A 529 plan, also known as a “qualified tuition program” according to the internal revenue code, is a way to save for college that has some nice tax benefits.
The Internal Revenue Service (IRS) defines a 529 plan as a tool that makes it easier for people to save for educational costs on behalf of a beneficiary, such as a child or a grandchild.
Anyone can make contributions (including parents, grandparents, uncles, aunts, other family members, and even employers) to 529 college savings plans on behalf of the designated beneficiary. With the annual gift tax exemption and lifetime exclusion, taxpayers can often avoid gift tax on those 529 contributions, too.
Contributions are subject to federal income tax, but when it’s time for the money to be used, the withdrawal is tax-free as long as it’s being used by the account owner for the qualified purposes described below.
What are the different types of 529 plans?
There are two types of 529 plans: prepaid tuition plans and education savings plans. (Some but not all are Federal Deposit Insurance Corporation (FDIC)-insured, which means your money is protected by the US government up to a certain amount if the financial institution where you placed your funds defaults.)
Prepaid tuition plans
Prepaid tuition plans let parents and other contributors pay for future college tuition and fees using today’s rates, which are based on the rates at institutions that participate in the plan.
State governments sponsor the majority of prepaid tuition plans, and for many of these state plans, eligibility requires you and/or the beneficiary to be in-state residents in order to participate.
Here’s a quick look at the features of a prepaid tuition plan:
- pays for a future higher education at today’s rates
- can be used on higher education tuition and fees
- sponsored by state governments and higher education institutions
- many plans have state residency requirements
Education savings plans
The second type of 529 plan is the college education savings plans. This investment option isn’t tied to any particular educational institution and can be used for out-of-state schools and are open to out-of-state savers.
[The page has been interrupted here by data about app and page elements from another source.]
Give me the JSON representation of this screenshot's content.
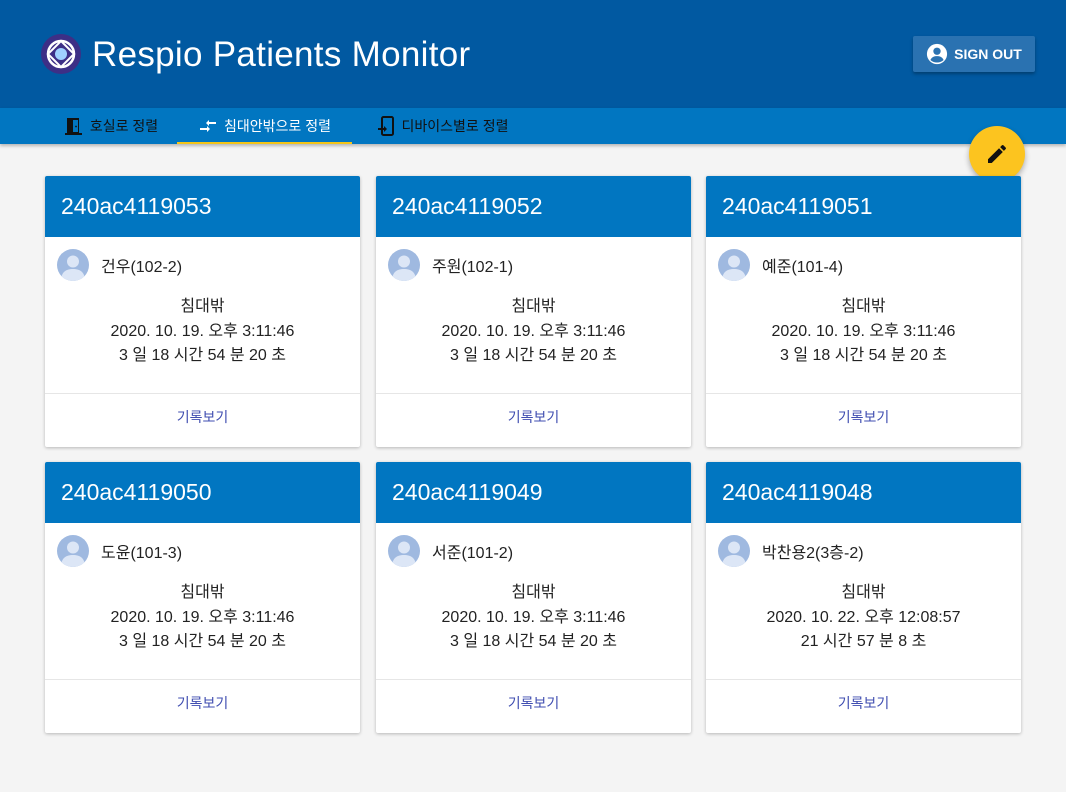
{
  "header": {
    "title": "Respio Patients Monitor",
    "sign_out_label": "SIGN OUT",
    "colors": {
      "header_bg": "#0159a1",
      "tabbar_bg": "#0176c1",
      "accent": "#fcc41f"
    }
  },
  "tabs": [
    {
      "label": "호실로 정렬",
      "icon": "door-icon"
    },
    {
      "label": "침대안밖으로 정렬",
      "icon": "transfer-arrows-icon",
      "active": true
    },
    {
      "label": "디바이스별로 정렬",
      "icon": "device-icon"
    }
  ],
  "fab": {
    "icon": "edit-pencil-icon"
  },
  "cards": [
    {
      "device_id": "240ac4119053",
      "patient": "건우(102-2)",
      "status": "침대밖",
      "timestamp": "2020. 10. 19. 오후 3:11:46",
      "duration": "3 일 18 시간 54 분 20 초",
      "action_label": "기록보기"
    },
    {
      "device_id": "240ac4119052",
      "patient": "주원(102-1)",
      "status": "침대밖",
      "timestamp": "2020. 10. 19. 오후 3:11:46",
      "duration": "3 일 18 시간 54 분 20 초",
      "action_label": "기록보기"
    },
    {
      "device_id": "240ac4119051",
      "patient": "예준(101-4)",
      "status": "침대밖",
      "timestamp": "2020. 10. 19. 오후 3:11:46",
      "duration": "3 일 18 시간 54 분 20 초",
      "action_label": "기록보기"
    },
    {
      "device_id": "240ac4119050",
      "patient": "도윤(101-3)",
      "status": "침대밖",
      "timestamp": "2020. 10. 19. 오후 3:11:46",
      "duration": "3 일 18 시간 54 분 20 초",
      "action_label": "기록보기"
    },
    {
      "device_id": "240ac4119049",
      "patient": "서준(101-2)",
      "status": "침대밖",
      "timestamp": "2020. 10. 19. 오후 3:11:46",
      "duration": "3 일 18 시간 54 분 20 초",
      "action_label": "기록보기"
    },
    {
      "device_id": "240ac4119048",
      "patient": "박찬용2(3층-2)",
      "status": "침대밖",
      "timestamp": "2020. 10. 22. 오후 12:08:57",
      "duration": "21 시간 57 분 8 초",
      "action_label": "기록보기"
    }
  ]
}
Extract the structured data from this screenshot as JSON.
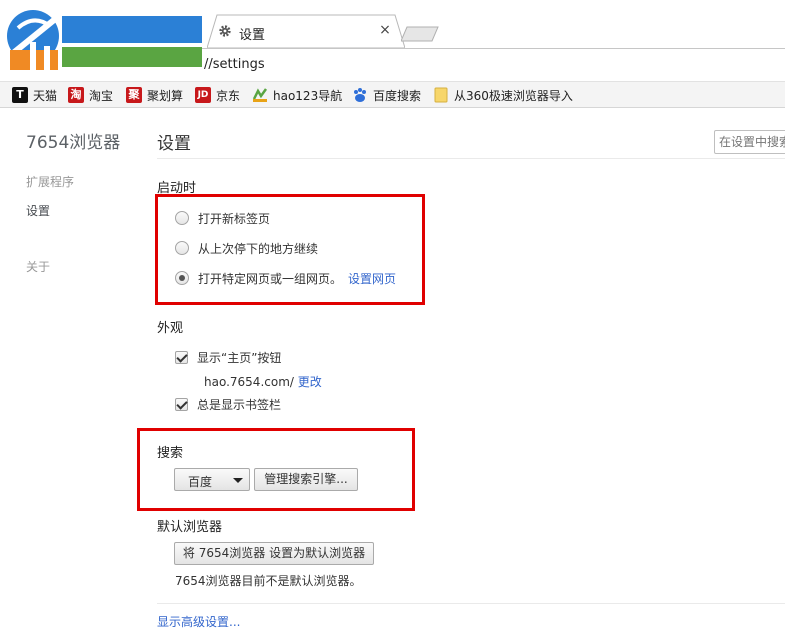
{
  "browser": {
    "tab": {
      "title": "设置",
      "icon": "gear-icon",
      "close_glyph": "×"
    },
    "address": {
      "url": "//settings"
    },
    "bookmarks": [
      {
        "label": "天猫",
        "icon": "tmall-icon",
        "glyph": "T",
        "color": "#d40000"
      },
      {
        "label": "淘宝",
        "icon": "taobao-icon",
        "glyph": "淘",
        "color": "#c7181b"
      },
      {
        "label": "聚划算",
        "icon": "juhuasuan-icon",
        "glyph": "聚",
        "color": "#c7181b"
      },
      {
        "label": "京东",
        "icon": "jd-icon",
        "glyph": "JD",
        "color": "#c7181b"
      },
      {
        "label": "hao123导航",
        "icon": "hao123-icon",
        "glyph": "",
        "color": "#5aa542"
      },
      {
        "label": "百度搜索",
        "icon": "baidu-paw-icon",
        "glyph": "",
        "color": "#2f6fd8"
      },
      {
        "label": "从360极速浏览器导入",
        "icon": "folder-icon",
        "glyph": "",
        "color": "#f2c94c"
      }
    ]
  },
  "sidebar": {
    "title": "7654浏览器",
    "items": [
      {
        "label": "扩展程序",
        "active": false
      },
      {
        "label": "设置",
        "active": true
      },
      {
        "label": "关于",
        "active": false
      }
    ]
  },
  "main": {
    "title": "设置",
    "search_placeholder": "在设置中搜索",
    "startup": {
      "heading": "启动时",
      "options": [
        {
          "label": "打开新标签页",
          "selected": false
        },
        {
          "label": "从上次停下的地方继续",
          "selected": false
        },
        {
          "label": "打开特定网页或一组网页。",
          "selected": true,
          "link": "设置网页"
        }
      ]
    },
    "appearance": {
      "heading": "外观",
      "show_home_label": "显示“主页”按钮",
      "show_home_checked": true,
      "home_url": "hao.7654.com/",
      "home_change_link": "更改",
      "show_bookmarks_label": "总是显示书签栏",
      "show_bookmarks_checked": true
    },
    "search": {
      "heading": "搜索",
      "engine_selected": "百度",
      "manage_button": "管理搜索引擎..."
    },
    "default_browser": {
      "heading": "默认浏览器",
      "set_default_button": "将 7654浏览器 设置为默认浏览器",
      "status": "7654浏览器目前不是默认浏览器。"
    },
    "advanced_link": "显示高级设置..."
  },
  "colors": {
    "highlight_box": "#e00000",
    "link": "#3366cc",
    "logo_blue": "#2b80d6",
    "logo_green": "#5aa542"
  }
}
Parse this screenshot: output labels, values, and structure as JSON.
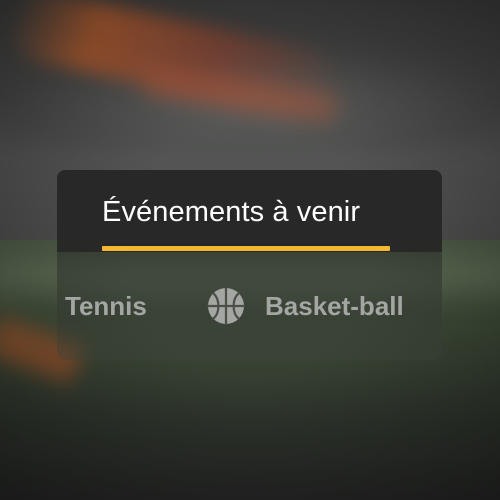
{
  "section": {
    "title": "Événements à venir",
    "accent_color": "#f5b72f"
  },
  "tabs": [
    {
      "label": "Tennis",
      "icon": null
    },
    {
      "label": "Basket-ball",
      "icon": "basketball-icon"
    }
  ],
  "colors": {
    "tab_text": "#a3a6a2",
    "card_header_bg": "#262626"
  }
}
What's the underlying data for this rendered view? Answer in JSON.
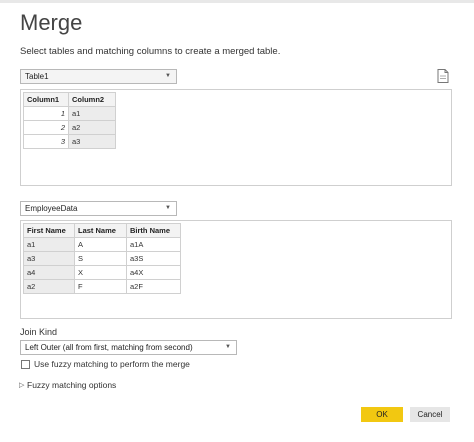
{
  "dialog": {
    "title": "Merge",
    "subtitle": "Select tables and matching columns to create a merged table."
  },
  "first_table": {
    "selected": "Table1",
    "columns": [
      "Column1",
      "Column2"
    ],
    "rows": [
      [
        "1",
        "a1"
      ],
      [
        "2",
        "a2"
      ],
      [
        "3",
        "a3"
      ]
    ]
  },
  "second_table": {
    "selected": "EmployeeData",
    "columns": [
      "First Name",
      "Last Name",
      "Birth Name"
    ],
    "rows": [
      [
        "a1",
        "A",
        "a1A"
      ],
      [
        "a3",
        "S",
        "a3S"
      ],
      [
        "a4",
        "X",
        "a4X"
      ],
      [
        "a2",
        "F",
        "a2F"
      ]
    ]
  },
  "join_kind": {
    "label": "Join Kind",
    "selected": "Left Outer (all from first, matching from second)"
  },
  "fuzzy": {
    "checkbox_label": "Use fuzzy matching to perform the merge",
    "checked": false,
    "options_label": "Fuzzy matching options"
  },
  "buttons": {
    "ok": "OK",
    "cancel": "Cancel"
  },
  "icons": {
    "dropdown": "chevron-down-icon",
    "file": "file-icon",
    "expander": "chevron-right-icon"
  },
  "colors": {
    "ok_button": "#f2c811",
    "selected_column_shade": "#ececec"
  }
}
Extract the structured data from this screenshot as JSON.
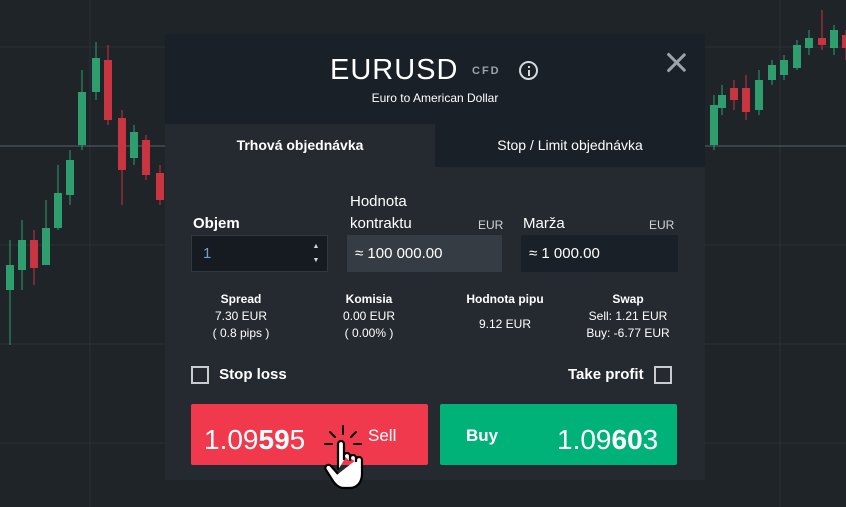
{
  "dialog": {
    "symbol": "EURUSD",
    "badge": "CFD",
    "subtitle": "Euro to American Dollar",
    "close_icon": "close-icon",
    "info_icon": "info-icon"
  },
  "tabs": [
    {
      "label": "Trhová objednávka",
      "active": true
    },
    {
      "label": "Stop / Limit objednávka",
      "active": false
    }
  ],
  "fields": {
    "volume": {
      "label": "Objem",
      "value": "1"
    },
    "contract_value": {
      "label_line1": "Hodnota",
      "label_line2": "kontraktu",
      "currency": "EUR",
      "value": "≈ 100 000.00"
    },
    "margin": {
      "label": "Marža",
      "currency": "EUR",
      "value": "≈ 1 000.00"
    }
  },
  "stats": {
    "spread": {
      "title": "Spread",
      "line1": "7.30 EUR",
      "line2": "( 0.8 pips )"
    },
    "commission": {
      "title": "Komisia",
      "line1": "0.00 EUR",
      "line2": "( 0.00% )"
    },
    "pip_value": {
      "title": "Hodnota pipu",
      "line1": "9.12 EUR"
    },
    "swap": {
      "title": "Swap",
      "line1": "Sell: 1.21 EUR",
      "line2": "Buy: -6.77 EUR"
    }
  },
  "checkboxes": {
    "stop_loss": {
      "label": "Stop loss",
      "checked": false
    },
    "take_profit": {
      "label": "Take profit",
      "checked": false
    }
  },
  "sell": {
    "label": "Sell",
    "price_prefix": "1.09",
    "price_big": "59",
    "price_suffix": "5",
    "color": "#f0394c"
  },
  "buy": {
    "label": "Buy",
    "price_prefix": "1.09",
    "price_big": "60",
    "price_suffix": "3",
    "color": "#00b277"
  },
  "colors": {
    "bull": "#2e9e6e",
    "bear": "#c8343f",
    "panel": "#252a30",
    "header": "#1a2027"
  }
}
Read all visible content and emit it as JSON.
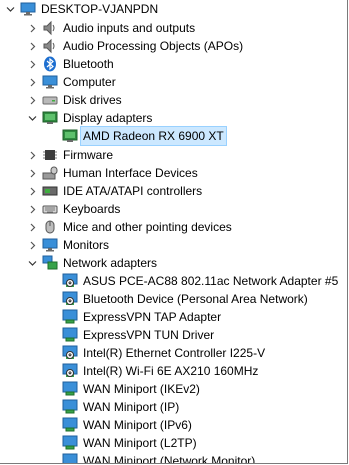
{
  "root": {
    "label": "DESKTOP-VJANPDN",
    "icon": "computer-icon"
  },
  "categories": [
    {
      "label": "Audio inputs and outputs",
      "icon": "speaker-icon",
      "expanded": false
    },
    {
      "label": "Audio Processing Objects (APOs)",
      "icon": "speaker-icon",
      "expanded": false
    },
    {
      "label": "Bluetooth",
      "icon": "bluetooth-icon",
      "expanded": false
    },
    {
      "label": "Computer",
      "icon": "computer-icon",
      "expanded": false
    },
    {
      "label": "Disk drives",
      "icon": "disk-drive-icon",
      "expanded": false
    },
    {
      "label": "Display adapters",
      "icon": "display-adapter-icon",
      "expanded": true
    },
    {
      "label": "AMD Radeon RX 6900 XT",
      "icon": "display-adapter-icon",
      "selected": true
    },
    {
      "label": "Firmware",
      "icon": "chip-icon",
      "expanded": false
    },
    {
      "label": "Human Interface Devices",
      "icon": "hid-icon",
      "expanded": false
    },
    {
      "label": "IDE ATA/ATAPI controllers",
      "icon": "controller-icon",
      "expanded": false
    },
    {
      "label": "Keyboards",
      "icon": "keyboard-icon",
      "expanded": false
    },
    {
      "label": "Mice and other pointing devices",
      "icon": "mouse-icon",
      "expanded": false
    },
    {
      "label": "Monitors",
      "icon": "monitor-icon",
      "expanded": false
    },
    {
      "label": "Network adapters",
      "icon": "network-icon",
      "expanded": true
    },
    {
      "label": "ASUS PCE-AC88 802.11ac Network Adapter #5",
      "icon": "network-adapter-disabled-icon"
    },
    {
      "label": "Bluetooth Device (Personal Area Network)",
      "icon": "network-adapter-disabled-icon"
    },
    {
      "label": "ExpressVPN TAP Adapter",
      "icon": "network-adapter-icon"
    },
    {
      "label": "ExpressVPN TUN Driver",
      "icon": "network-adapter-icon"
    },
    {
      "label": "Intel(R) Ethernet Controller I225-V",
      "icon": "network-adapter-disabled-icon"
    },
    {
      "label": "Intel(R) Wi-Fi 6E AX210 160MHz",
      "icon": "network-adapter-disabled-icon"
    },
    {
      "label": "WAN Miniport (IKEv2)",
      "icon": "network-adapter-icon"
    },
    {
      "label": "WAN Miniport (IP)",
      "icon": "network-adapter-icon"
    },
    {
      "label": "WAN Miniport (IPv6)",
      "icon": "network-adapter-icon"
    },
    {
      "label": "WAN Miniport (L2TP)",
      "icon": "network-adapter-icon"
    },
    {
      "label": "WAN Miniport (Network Monitor)",
      "icon": "network-adapter-icon"
    }
  ],
  "colors": {
    "selection_bg": "#cce8ff",
    "selection_border": "#99d1ff",
    "icon_blue": "#2b7cd3",
    "icon_green": "#37a34a"
  }
}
For example, New York state’s Direct Plan—with Vanguard as the investment manager and Ascensus as the program manager—is available to those who aren’t NY residents, but depending on considerations, someone may still choose to get a plan through the beneficiary’s home state if it offers additional benefits, such as financial aid.
Education savings plans aren’t savings accounts, but rather they’re investment accounts that enable you to save for qualified higher education expenses, including tuition, fees, and room and board. These investment plans can also be used for tuition for elementary or secondary school enrollment (up to $10,000 a year), as well as qualified costs associated with apprenticeship programs registered with the Secretary of Labor’s National Apprenticeships Act. They can also be used for student loan repayments, but up to the $10,000 lifetime limit per beneficiary.
Whether the beneficiary is currently younger like a toddler or older like a college-age individual, someone might choose an age-based investment approach, depending on risk tolerance for more conservative or aggressive investments. With 529s, you can’t invest in individual mutual funds, exchange traded funds (ETFs), or the like; you select investment portfolios, offering a combination of options.
There are tax advantages, too. Earnings from education savings plans are tax-deferred from federal income taxes as long as distributions are used for qualified educational expenses. Many states also do not tax these earnings.
All education savings plans are sponsored by state governments, but many do not have residency requirements, which means you can shop around for the most advantageous plan based on investment objectives.
Here’s a quick look at the features of an education savings plan:
- puts money in investment accounts
- in certain states, can be used on higher education tuition, fees, room and board, and K-12 tuition
- sponsored by state governments
- many plans don’t have state residency requirements
All education savings plans are sponsored by state governments, but many do not have residency requirements, which means you can shop around for the most advantageous plan.
Can I offer a 529 plan as an employee benefit?
Yes, you can offer a 529 plan to your employees as a voluntary benefit to help them pay for college expenses.
In fact, including a 529 plan in your benefits package can be a real bonus when it comes to attracting talent and retaining employees. According to a 2022 survey, 55% of Americans still see the importance of saving for higher education despite current socio-economic conditions. You can choose to only offer your employees the option of contributing to a 529 plan via payroll deductions, or you can also provide a matching contribution limit.
Federal law treats 529 contributions as taxable, as do many states. This means income and payroll taxes apply to employee contributions as well as matching contributions you make to their accounts. However, the majority of states offer some state income tax deduction or credit to employees and/or employers for their 529 contributions.